Miami’s Design District: Best Restaurants and Shops
Chef Allen Susser on Miami
1. Y-3 Japanese designer Yohji Yamamoto merges athletic wear and high-end fashion in this debut U.S. store, a collaboration with Adidas.
3. Genius Jones This eclectic store sells quirky fashion, toys and books for kids.
4. Niba Rug Collections Hand-knotted designs are inspired by Miami’s tropical landscape.
5. Brosia The Design District’s best alfresco dining space offers a great Mediterranean menu.
6. Michael’s Genuine Food & Drink Michael Schwartz’s American bistro is the neighborhood go-to spot.
7. Pacific Time Jonathan Eismann’s renowned California-American restaurant recently relocated here.
Miami History is Made Here

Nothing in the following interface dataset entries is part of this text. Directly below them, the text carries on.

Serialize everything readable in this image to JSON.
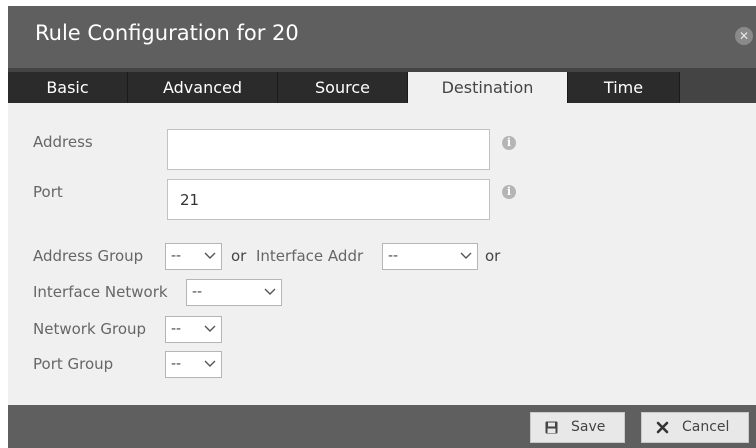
{
  "dialog": {
    "title": "Rule Configuration for 20",
    "close_icon": "close-icon"
  },
  "tabs": [
    {
      "label": "Basic",
      "active": false
    },
    {
      "label": "Advanced",
      "active": false
    },
    {
      "label": "Source",
      "active": false
    },
    {
      "label": "Destination",
      "active": true
    },
    {
      "label": "Time",
      "active": false
    }
  ],
  "form": {
    "address": {
      "label": "Address",
      "value": ""
    },
    "port": {
      "label": "Port",
      "value": "21"
    },
    "address_group": {
      "label": "Address Group",
      "value": "--"
    },
    "or_text": "or",
    "interface_addr": {
      "label": "Interface Addr",
      "value": "--"
    },
    "interface_network": {
      "label": "Interface Network",
      "value": "--"
    },
    "network_group": {
      "label": "Network Group",
      "value": "--"
    },
    "port_group": {
      "label": "Port Group",
      "value": "--"
    },
    "info_icon": "info-icon"
  },
  "footer": {
    "save_label": "Save",
    "cancel_label": "Cancel"
  },
  "colors": {
    "titlebar": "#5f5f5f",
    "tab_bar": "#444444",
    "tab": "#2b2b2b",
    "tab_active": "#f0f0f0",
    "content": "#f0f0f0"
  }
}
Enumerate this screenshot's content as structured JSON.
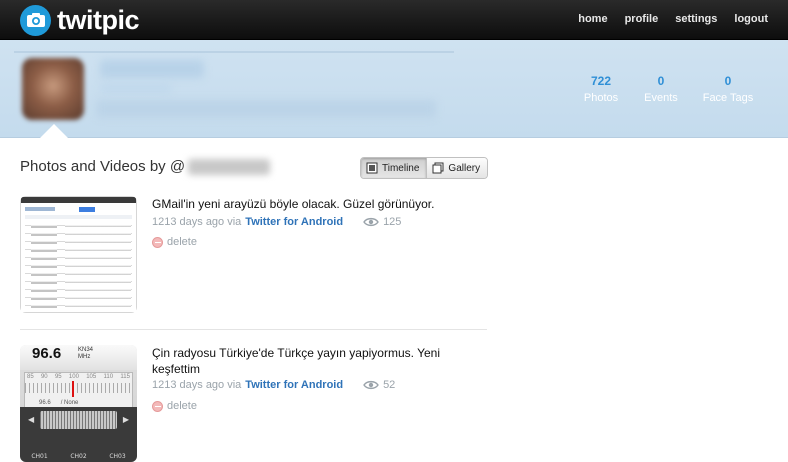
{
  "header": {
    "logo_text": "twitpic",
    "nav": [
      {
        "label": "home"
      },
      {
        "label": "profile"
      },
      {
        "label": "settings"
      },
      {
        "label": "logout"
      }
    ]
  },
  "profile": {
    "stats": [
      {
        "count": "722",
        "label": "Photos"
      },
      {
        "count": "0",
        "label": "Events"
      },
      {
        "count": "0",
        "label": "Face Tags"
      }
    ]
  },
  "content": {
    "heading": "Photos and Videos by @",
    "view_toggle": {
      "timeline_label": "Timeline",
      "gallery_label": "Gallery",
      "selected": "Timeline"
    }
  },
  "items": [
    {
      "caption": "GMail'in yeni arayüzü böyle olacak. Güzel görünüyor.",
      "age": "1213 days ago via",
      "client": "Twitter for Android",
      "views": "125",
      "delete_label": "delete"
    },
    {
      "caption": "Çin radyosu Türkiye'de Türkçe yayın yapiyormus. Yeni keşfettim",
      "age": "1213 days ago via",
      "client": "Twitter for Android",
      "views": "52",
      "delete_label": "delete",
      "thumb": {
        "frequency": "96.6",
        "band": "KN34",
        "unit": "MHz",
        "scale": [
          "85",
          "90",
          "95",
          "100",
          "105",
          "110",
          "115"
        ],
        "preset": "96.6",
        "preset_name": "/ None",
        "channels": [
          "CH01",
          "CH02",
          "CH03"
        ]
      }
    }
  ],
  "colors": {
    "accent": "#2f8fd6",
    "link": "#2f73b8",
    "banner": "#cfe2f1",
    "topbar": "#1a1a1a"
  }
}
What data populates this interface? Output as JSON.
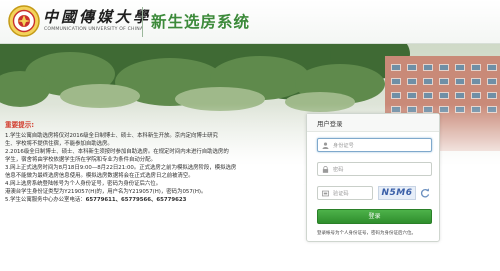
{
  "header": {
    "university_cn": "中國傳媒大學",
    "university_en": "COMMUNICATION UNIVERSITY OF CHINA",
    "system_title": "新生选房系统",
    "accent_color": "#3c8a3a"
  },
  "notice": {
    "title": "重要提示:",
    "title_color": "#d23b2c",
    "lines": [
      "1.学生公寓自助选房将仅对2016级全日制博士、硕士、本科新生开放。京内定向博士研究",
      "生、学校将不提供住宿，不能参加自助选房。",
      "2.2016级全日制博士、硕士、本科新生须按时参加自助选房。在规定时间内未进行自助选房的",
      "学生，宿舍将由学校依据学生所在学院和专业为条件自动分配。",
      "3.网上正式选房时间为8月18日9:00—8月22日21:00。正式选房之前为模拟选房阶段，模拟选房",
      "信息不能做为最终选房信息使用。模拟选房数据将会在正式选房日之前被清空。",
      "4.网上选房系统登陆帐号为个人身份证号，密码为身份证后六位。",
      "港澳台学生身份证类型为Y219057(H)的，用户名为Y219057(H)，密码为057(H)。"
    ],
    "phone_prefix": "5.学生公寓服务中心办公室电话：",
    "phones": "65779611、65779566、65779623"
  },
  "login": {
    "heading": "用户登录",
    "id_placeholder": "身份证号",
    "password_placeholder": "密码",
    "captcha_placeholder": "验证码",
    "captcha_text": "N5M6",
    "button_label": "登录",
    "button_color": "#3a9a37",
    "hint": "登录帐号为个人身份证号，密码为身份证后六位。"
  },
  "icons": [
    "university-seal-icon",
    "user-icon",
    "lock-icon",
    "captcha-icon",
    "refresh-icon"
  ]
}
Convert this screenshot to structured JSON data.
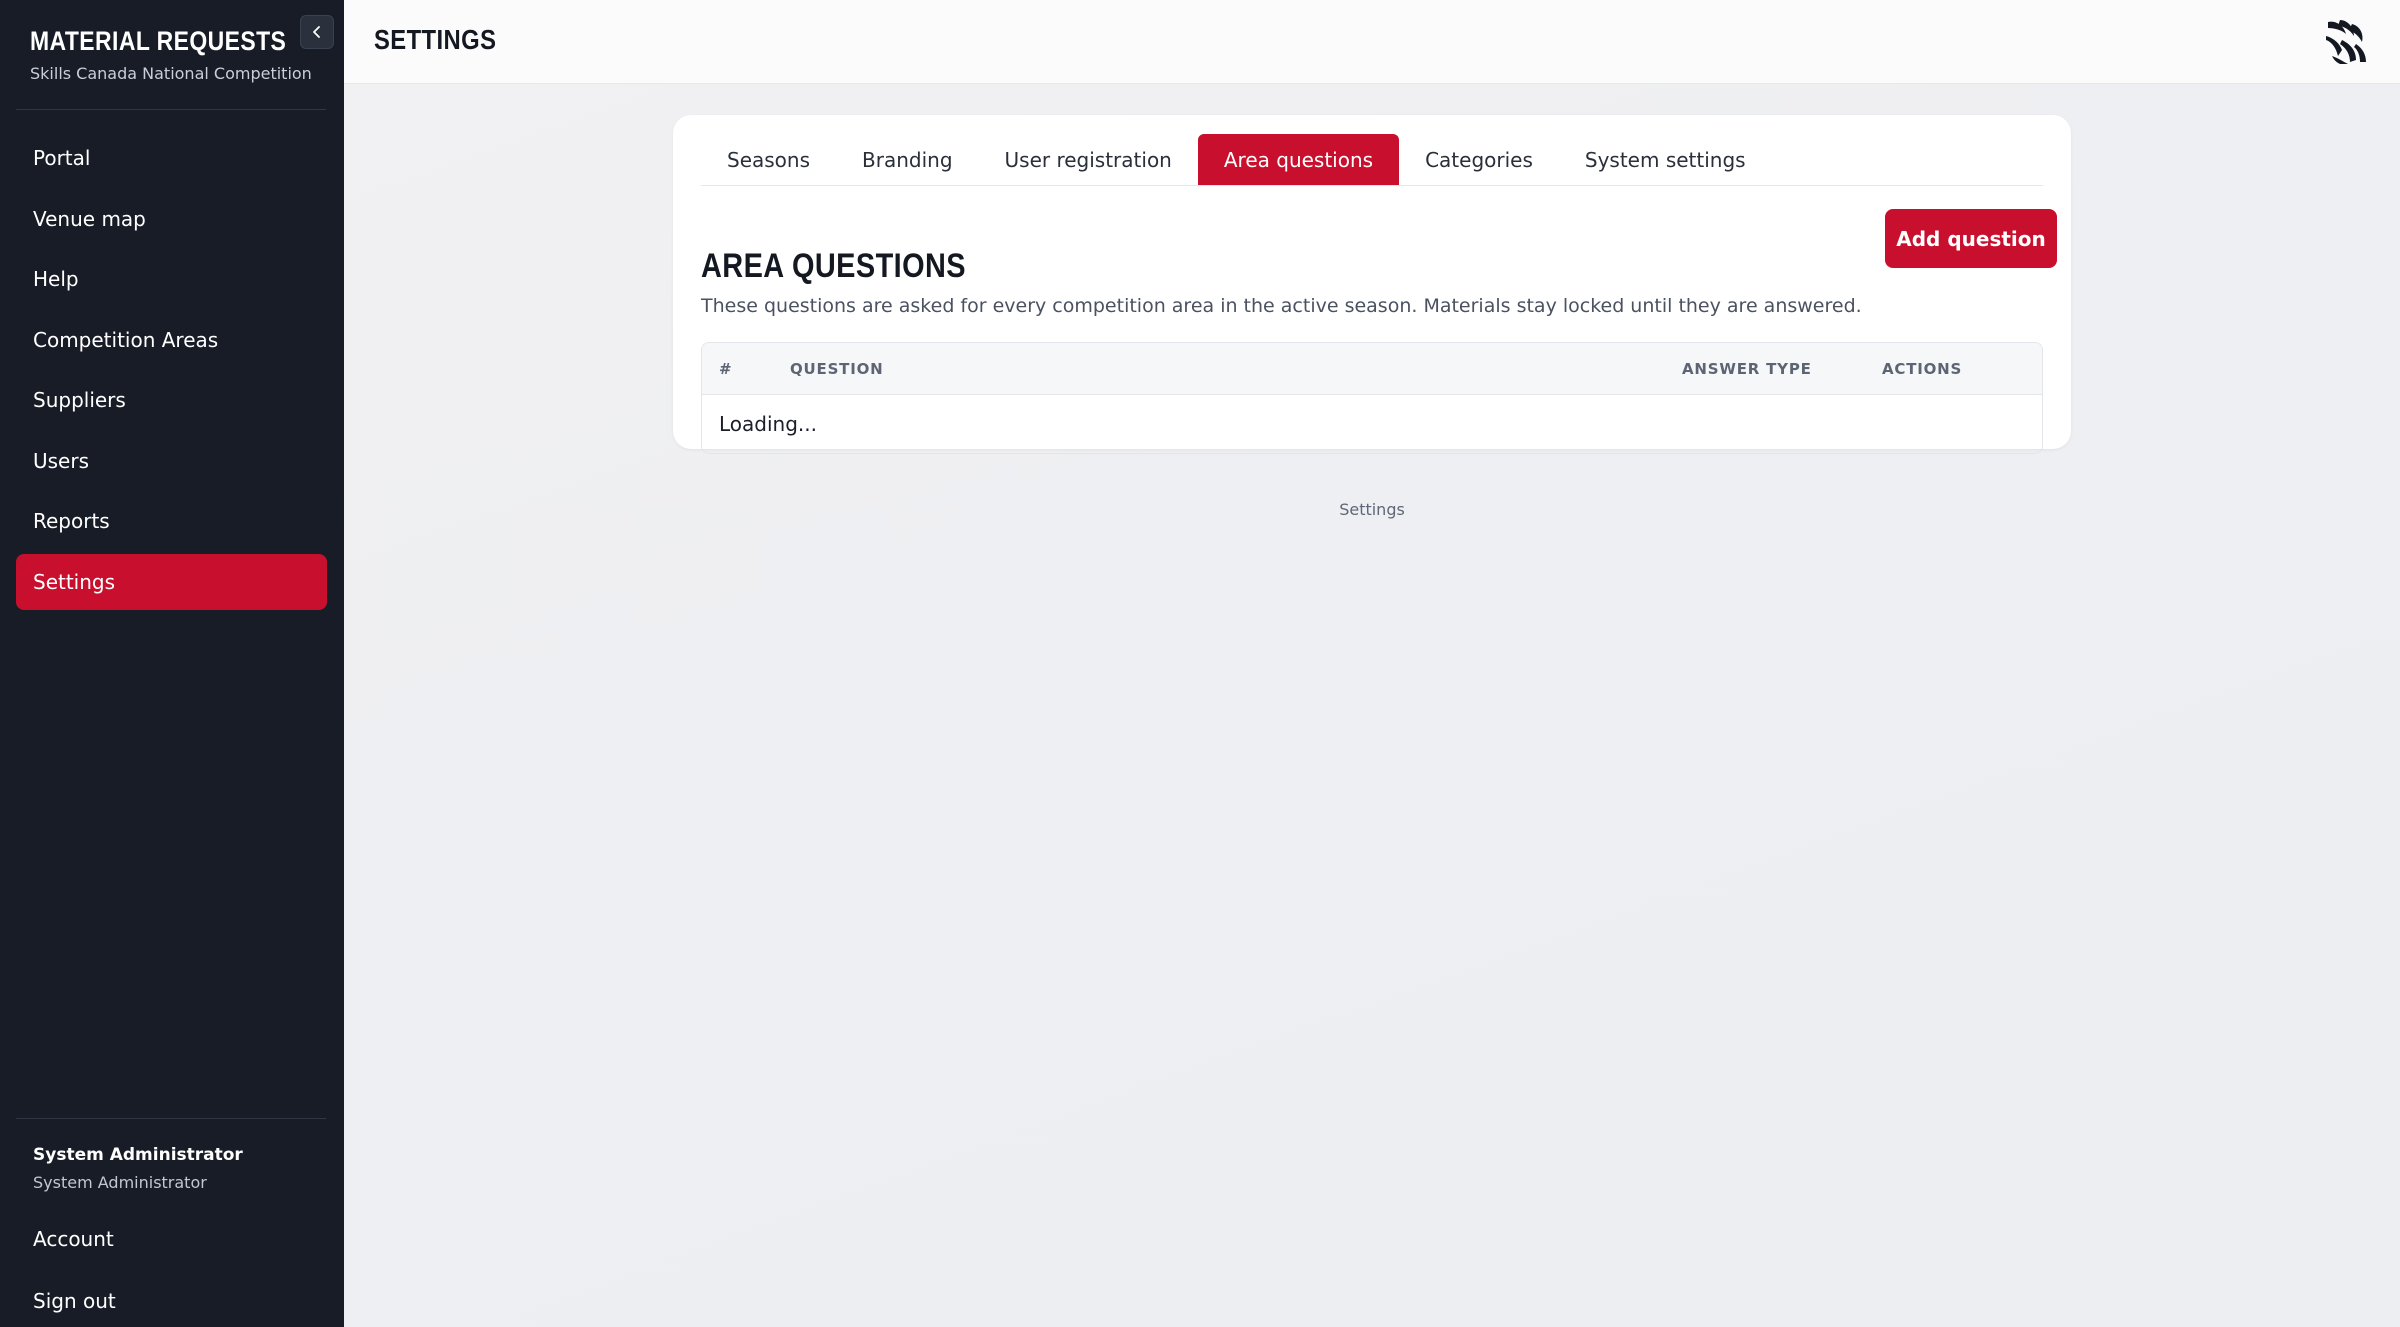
{
  "sidebar": {
    "brand_title": "MATERIAL REQUESTS",
    "brand_subtitle": "Skills Canada National Competition",
    "collapse_icon": "chevron-left-icon",
    "items": [
      {
        "label": "Portal"
      },
      {
        "label": "Venue map"
      },
      {
        "label": "Help"
      },
      {
        "label": "Competition Areas"
      },
      {
        "label": "Suppliers"
      },
      {
        "label": "Users"
      },
      {
        "label": "Reports"
      },
      {
        "label": "Settings",
        "active": true
      }
    ],
    "user": {
      "name": "System Administrator",
      "role": "System Administrator"
    },
    "account_label": "Account",
    "signout_label": "Sign out"
  },
  "header": {
    "title": "SETTINGS",
    "logo_icon": "brand-logo-icon"
  },
  "settings": {
    "tabs": [
      {
        "label": "Seasons"
      },
      {
        "label": "Branding"
      },
      {
        "label": "User registration"
      },
      {
        "label": "Area questions",
        "active": true
      },
      {
        "label": "Categories"
      },
      {
        "label": "System settings"
      }
    ],
    "section_title": "AREA QUESTIONS",
    "section_description": "These questions are asked for every competition area in the active season. Materials stay locked until they are answered.",
    "add_button_label": "Add question",
    "table": {
      "columns": [
        "#",
        "QUESTION",
        "ANSWER TYPE",
        "ACTIONS"
      ],
      "loading_text": "Loading..."
    }
  },
  "footer": {
    "label": "Settings"
  },
  "colors": {
    "accent": "#c8102e",
    "sidebar_bg": "#171c26",
    "page_bg": "#eceef2"
  }
}
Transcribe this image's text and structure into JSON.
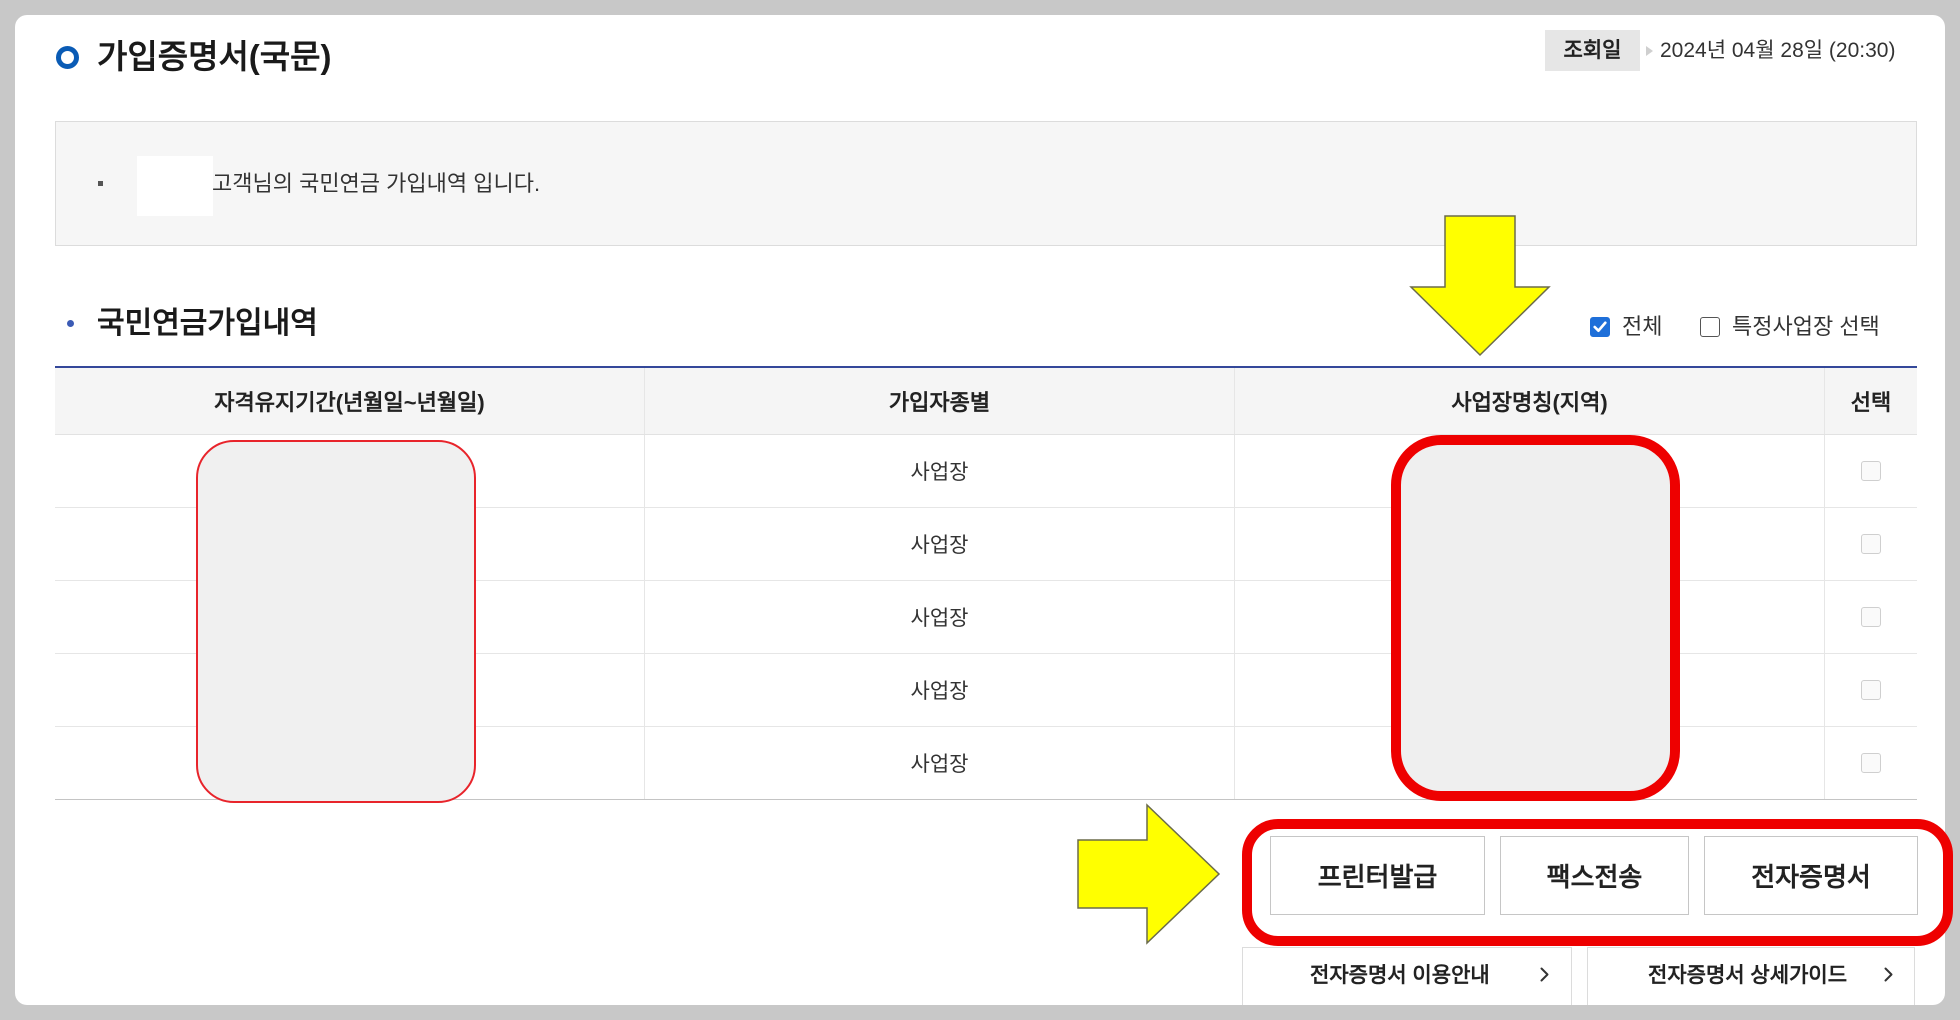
{
  "header": {
    "title": "가입증명서(국문)",
    "inquiry_label": "조회일",
    "inquiry_date": "2024년 04월 28일 (20:30)"
  },
  "notice": {
    "text": "고객님의 국민연금 가입내역 입니다."
  },
  "section": {
    "title": "국민연금가입내역"
  },
  "filters": [
    {
      "label": "전체",
      "checked": true
    },
    {
      "label": "특정사업장 선택",
      "checked": false
    }
  ],
  "table": {
    "columns": [
      "자격유지기간(년월일~년월일)",
      "가입자종별",
      "사업장명칭(지역)",
      "선택"
    ],
    "rows": [
      {
        "member_type": "사업장",
        "selected": false
      },
      {
        "member_type": "사업장",
        "selected": false
      },
      {
        "member_type": "사업장",
        "selected": false
      },
      {
        "member_type": "사업장",
        "selected": false
      },
      {
        "member_type": "사업장",
        "selected": false
      }
    ]
  },
  "actions": [
    {
      "label": "프린터발급"
    },
    {
      "label": "팩스전송"
    },
    {
      "label": "전자증명서"
    }
  ],
  "links": [
    {
      "label": "전자증명서 이용안내"
    },
    {
      "label": "전자증명서 상세가이드"
    }
  ],
  "icons": {
    "title_marker": "ring-icon",
    "section_marker": "dot-icon",
    "notice_bullet": "bullet-icon",
    "date_separator": "triangle-right-icon",
    "checkbox_checked": "checkmark-icon",
    "link_chevron": "chevron-right-icon",
    "annotation_down": "arrow-down-icon",
    "annotation_right": "arrow-right-icon"
  },
  "colors": {
    "marker_blue": "#0a5bb5",
    "checkbox_blue": "#1e6fd9",
    "table_top_border": "#34489a",
    "highlight_red": "#ee0000",
    "annotation_yellow": "#ffff00"
  }
}
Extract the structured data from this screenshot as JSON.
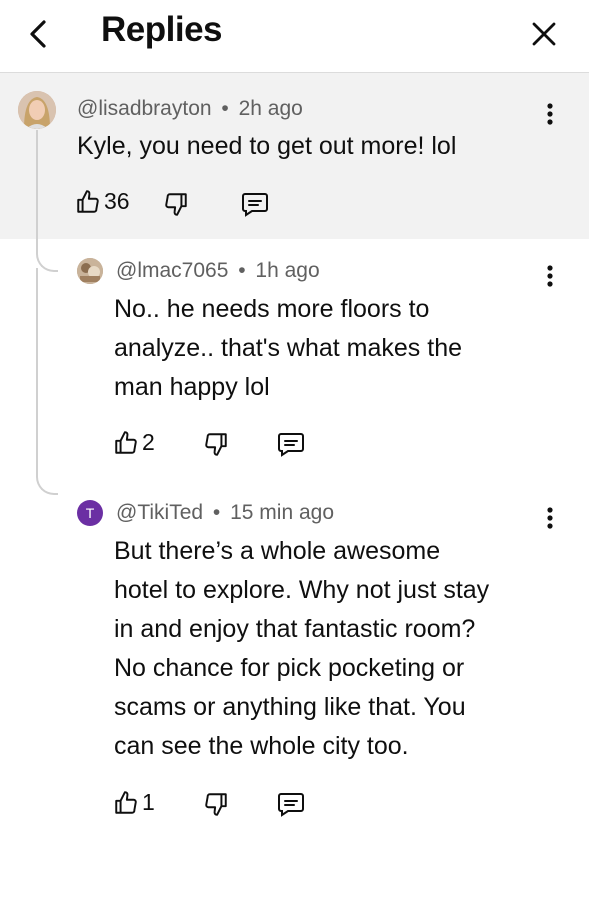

A hundred years ago, the Design District had the fanciful name of Buena Vista, where farmers cultivated peppers, tomatoes and citrus. By the mid-1920s, Theodore Vivian Moore, better known as the Pineapple King, had switched his efforts from growing fruit to creating a neighborhood: He launched a furniture company to serve the rich newcomers who were buying homes near the waterfront. The area had become rundown by the ’80s, when the young Miami developer Craig Robins, who’d helped revive the South Beach district, saw its potential as an art and design center. In the late ’90s, Knoll, the modern furniture company, became one of the District’s first major design stores to open to the public. Others followed—eventually—including Niba Rug Collections and the Italian housewares and furniture shop Driade. Now the still-gentrifying district is evolving again, attract-ing fashion innovators like Y-3, a boutique selling Japanese designer Yohji Yamamoto’s athletic-wear designs with Adidas. The success of Michael’s Genuine Food & Drink has also brought new restaurants to the vicinity, including the cozy Mediterranean bistro Brosia and the just-reopened California-American Pacific Time.